Adafruit has been doing a lot of interesting stuff around wearable electronics recently, having hired Becky Stern. Do you have a vision for where you want to go with that stuff, how much of your own time is spent on wearables now?
I recently attended the Montreal Mini Maker Faire, had a total blast, you can read about it on my blog: http://www.digitalcrusader.ca/2012/08/montreal-mini-maker-faire.html
Metrix Createspace is just one example of a hackerspace. There are lots more all across the world. To see if there is one in your area, check the hackerspaces.org list. I've been a member at both noisebridge (in San Francisco) and hacklab.to (in Toronto), and it's been a wonderful experience.
First time accepted submitter AmyVernon writes with a small hack that "is supposed to boost signal strength by at least 2 to 4 bars," and which requires little more than a can of beer (or Orangina). She writes: "What you need: scissors, a utility knife, some adhesive putty and an empty beer can. The brand doesn't matter for the router, but I suppose it would be cooler looking if it were Asahi or Stella Artois than if it were Budweiser." Perhaps this will be added one day to my favorite (and very extensive!) list of low-budget Wi-Fi amplifying rigs.
I know that you did a lot of travel when you were younger (e.g. backpacking in Asia for years). How important was that for your status as a "Renaissance man"? Would you still recommended extensive travel to young people, or has globalization changed the opportunities?
Some friends and I are the creator of the North Paw compass anklet. You can check out our website at sensebridge, or read all of our hack notes on the noisebridge wiki: compass vibro anket. You can purchase North Paw kits from us for $95, and then you don't have to take Quinn's word for what it's like to wear one
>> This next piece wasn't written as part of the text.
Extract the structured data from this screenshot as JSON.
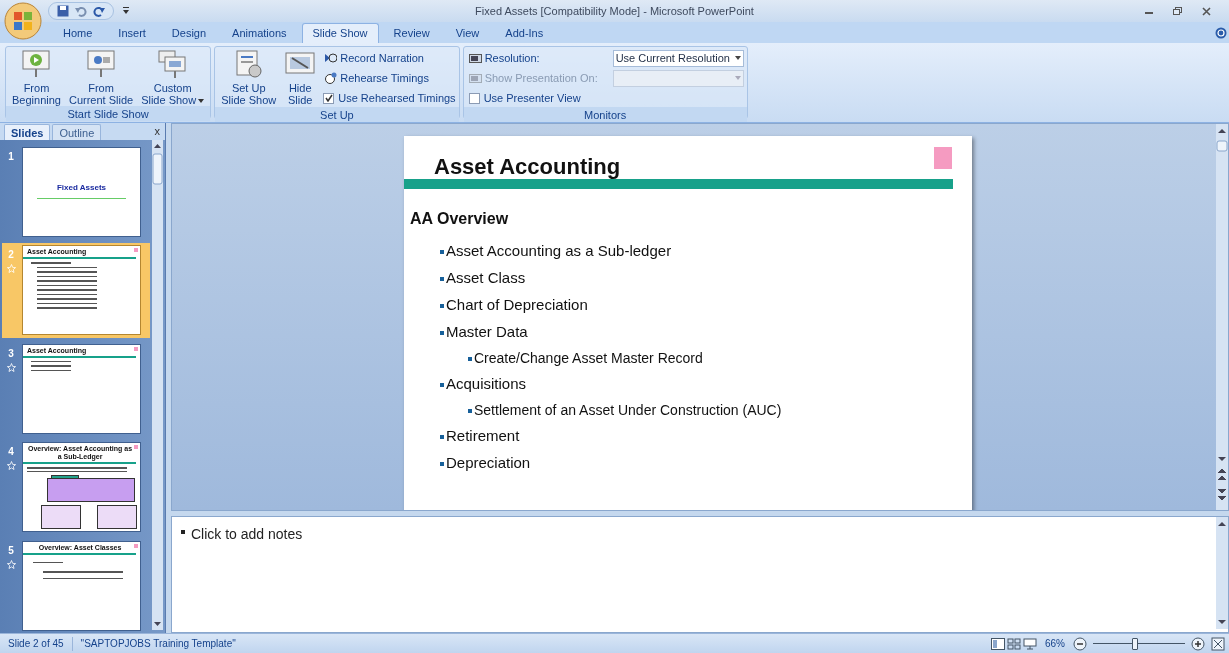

"Name an industry that can produce 1 million new, high-paying jobs over the next three years", challenges BusinessWeek. The obvious answer is Greentech. We need to scale wind and solar power production rapidly, for a whole host of reasons. Currently installed base took decades, and is still only 1% of the electric grid, so clearly there is lots of room to expand... and that's not even counting such opportunities as electric cars.
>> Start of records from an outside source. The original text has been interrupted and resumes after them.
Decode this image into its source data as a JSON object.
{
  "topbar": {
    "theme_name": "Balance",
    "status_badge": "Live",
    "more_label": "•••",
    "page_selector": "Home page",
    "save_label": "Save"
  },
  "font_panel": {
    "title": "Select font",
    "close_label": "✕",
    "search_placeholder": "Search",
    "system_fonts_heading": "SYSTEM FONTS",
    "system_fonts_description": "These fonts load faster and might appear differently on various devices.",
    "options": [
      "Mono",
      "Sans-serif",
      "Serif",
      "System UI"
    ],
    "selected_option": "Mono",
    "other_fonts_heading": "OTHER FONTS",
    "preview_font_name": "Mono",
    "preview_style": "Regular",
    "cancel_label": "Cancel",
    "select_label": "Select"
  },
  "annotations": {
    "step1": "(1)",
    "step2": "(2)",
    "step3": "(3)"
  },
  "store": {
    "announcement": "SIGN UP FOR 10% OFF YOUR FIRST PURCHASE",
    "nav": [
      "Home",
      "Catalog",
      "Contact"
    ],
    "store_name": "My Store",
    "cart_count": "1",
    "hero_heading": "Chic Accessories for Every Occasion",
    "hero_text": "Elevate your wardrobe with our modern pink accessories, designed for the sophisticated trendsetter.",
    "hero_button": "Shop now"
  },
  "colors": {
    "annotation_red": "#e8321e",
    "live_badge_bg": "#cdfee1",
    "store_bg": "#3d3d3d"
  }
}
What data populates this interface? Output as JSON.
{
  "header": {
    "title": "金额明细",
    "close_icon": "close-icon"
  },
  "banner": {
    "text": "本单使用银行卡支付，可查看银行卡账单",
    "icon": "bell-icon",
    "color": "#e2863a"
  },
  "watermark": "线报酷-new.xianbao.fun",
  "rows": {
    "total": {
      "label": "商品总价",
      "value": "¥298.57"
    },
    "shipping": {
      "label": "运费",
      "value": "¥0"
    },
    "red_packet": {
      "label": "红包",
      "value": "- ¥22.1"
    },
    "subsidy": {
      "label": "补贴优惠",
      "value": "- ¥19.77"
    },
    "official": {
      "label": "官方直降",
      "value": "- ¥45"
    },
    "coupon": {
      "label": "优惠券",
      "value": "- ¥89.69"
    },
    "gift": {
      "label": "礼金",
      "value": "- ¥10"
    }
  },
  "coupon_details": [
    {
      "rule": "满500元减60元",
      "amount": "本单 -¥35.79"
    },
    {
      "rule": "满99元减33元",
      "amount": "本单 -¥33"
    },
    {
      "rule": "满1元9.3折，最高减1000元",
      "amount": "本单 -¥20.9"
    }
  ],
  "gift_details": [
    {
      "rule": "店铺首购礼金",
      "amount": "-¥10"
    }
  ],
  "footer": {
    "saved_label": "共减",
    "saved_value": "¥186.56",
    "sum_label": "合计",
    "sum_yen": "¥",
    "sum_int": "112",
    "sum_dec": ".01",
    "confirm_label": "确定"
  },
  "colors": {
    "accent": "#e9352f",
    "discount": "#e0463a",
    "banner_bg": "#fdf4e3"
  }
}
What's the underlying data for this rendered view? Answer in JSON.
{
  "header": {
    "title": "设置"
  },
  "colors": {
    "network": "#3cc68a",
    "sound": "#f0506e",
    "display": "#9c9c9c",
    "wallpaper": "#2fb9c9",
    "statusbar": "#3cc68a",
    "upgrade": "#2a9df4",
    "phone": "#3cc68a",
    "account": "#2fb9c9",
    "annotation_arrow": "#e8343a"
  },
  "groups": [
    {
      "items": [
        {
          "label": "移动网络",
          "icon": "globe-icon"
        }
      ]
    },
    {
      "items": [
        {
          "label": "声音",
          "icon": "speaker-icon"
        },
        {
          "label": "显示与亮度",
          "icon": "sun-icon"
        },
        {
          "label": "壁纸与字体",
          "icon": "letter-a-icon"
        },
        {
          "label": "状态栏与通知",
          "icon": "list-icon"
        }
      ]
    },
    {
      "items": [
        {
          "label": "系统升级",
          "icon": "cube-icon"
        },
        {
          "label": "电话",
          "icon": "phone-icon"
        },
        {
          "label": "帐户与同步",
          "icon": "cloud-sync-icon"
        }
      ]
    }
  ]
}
There is a group of people meeting on Sundays at Noisebridge in San Francisco, to work on devices like this compass belt, check us out here: https://www.noisebridge.net/wiki/Cyborg_Group